START Record extracts

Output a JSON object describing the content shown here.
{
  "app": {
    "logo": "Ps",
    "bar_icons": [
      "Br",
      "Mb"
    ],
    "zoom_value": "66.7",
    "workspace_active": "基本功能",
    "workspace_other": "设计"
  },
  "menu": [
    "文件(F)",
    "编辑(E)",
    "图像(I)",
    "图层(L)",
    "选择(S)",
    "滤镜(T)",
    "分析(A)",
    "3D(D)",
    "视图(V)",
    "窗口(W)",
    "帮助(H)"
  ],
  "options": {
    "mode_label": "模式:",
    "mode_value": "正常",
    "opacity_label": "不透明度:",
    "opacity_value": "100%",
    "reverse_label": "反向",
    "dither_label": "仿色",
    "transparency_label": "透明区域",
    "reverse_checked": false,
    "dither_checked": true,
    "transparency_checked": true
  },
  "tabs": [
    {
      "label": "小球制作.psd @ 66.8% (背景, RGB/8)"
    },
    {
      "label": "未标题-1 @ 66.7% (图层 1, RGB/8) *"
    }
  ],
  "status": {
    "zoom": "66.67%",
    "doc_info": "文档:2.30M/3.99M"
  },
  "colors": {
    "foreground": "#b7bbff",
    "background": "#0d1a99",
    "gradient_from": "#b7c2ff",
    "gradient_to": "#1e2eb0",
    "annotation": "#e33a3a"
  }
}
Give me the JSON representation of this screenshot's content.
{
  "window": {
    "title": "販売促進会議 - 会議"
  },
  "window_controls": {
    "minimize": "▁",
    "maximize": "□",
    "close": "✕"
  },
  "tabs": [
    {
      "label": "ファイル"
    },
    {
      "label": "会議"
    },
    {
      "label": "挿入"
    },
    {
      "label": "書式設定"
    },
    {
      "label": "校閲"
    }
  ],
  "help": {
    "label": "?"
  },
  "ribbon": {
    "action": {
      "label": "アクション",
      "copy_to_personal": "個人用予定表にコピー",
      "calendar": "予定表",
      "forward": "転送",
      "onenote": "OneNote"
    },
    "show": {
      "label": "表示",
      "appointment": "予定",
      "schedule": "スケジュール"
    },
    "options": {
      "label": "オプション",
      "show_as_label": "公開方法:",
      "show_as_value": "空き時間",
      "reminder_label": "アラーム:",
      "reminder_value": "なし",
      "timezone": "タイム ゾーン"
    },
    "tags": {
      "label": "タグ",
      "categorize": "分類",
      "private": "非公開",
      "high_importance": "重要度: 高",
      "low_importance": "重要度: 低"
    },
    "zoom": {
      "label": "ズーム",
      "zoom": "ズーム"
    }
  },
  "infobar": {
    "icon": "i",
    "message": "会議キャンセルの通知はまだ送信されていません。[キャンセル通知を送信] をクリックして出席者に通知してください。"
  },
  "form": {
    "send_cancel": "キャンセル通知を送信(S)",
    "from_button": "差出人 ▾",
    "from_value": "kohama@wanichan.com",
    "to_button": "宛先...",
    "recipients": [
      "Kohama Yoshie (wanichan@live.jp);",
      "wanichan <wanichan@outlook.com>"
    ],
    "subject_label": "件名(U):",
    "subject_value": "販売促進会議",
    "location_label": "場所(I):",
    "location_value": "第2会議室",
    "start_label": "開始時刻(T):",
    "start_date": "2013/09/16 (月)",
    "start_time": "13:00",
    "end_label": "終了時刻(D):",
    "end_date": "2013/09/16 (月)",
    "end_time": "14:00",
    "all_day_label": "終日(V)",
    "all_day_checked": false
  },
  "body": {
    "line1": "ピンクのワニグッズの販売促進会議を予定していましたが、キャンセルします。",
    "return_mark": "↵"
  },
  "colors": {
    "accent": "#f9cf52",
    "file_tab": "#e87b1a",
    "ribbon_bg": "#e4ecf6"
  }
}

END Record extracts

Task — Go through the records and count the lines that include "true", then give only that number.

Solution for this exercise — 2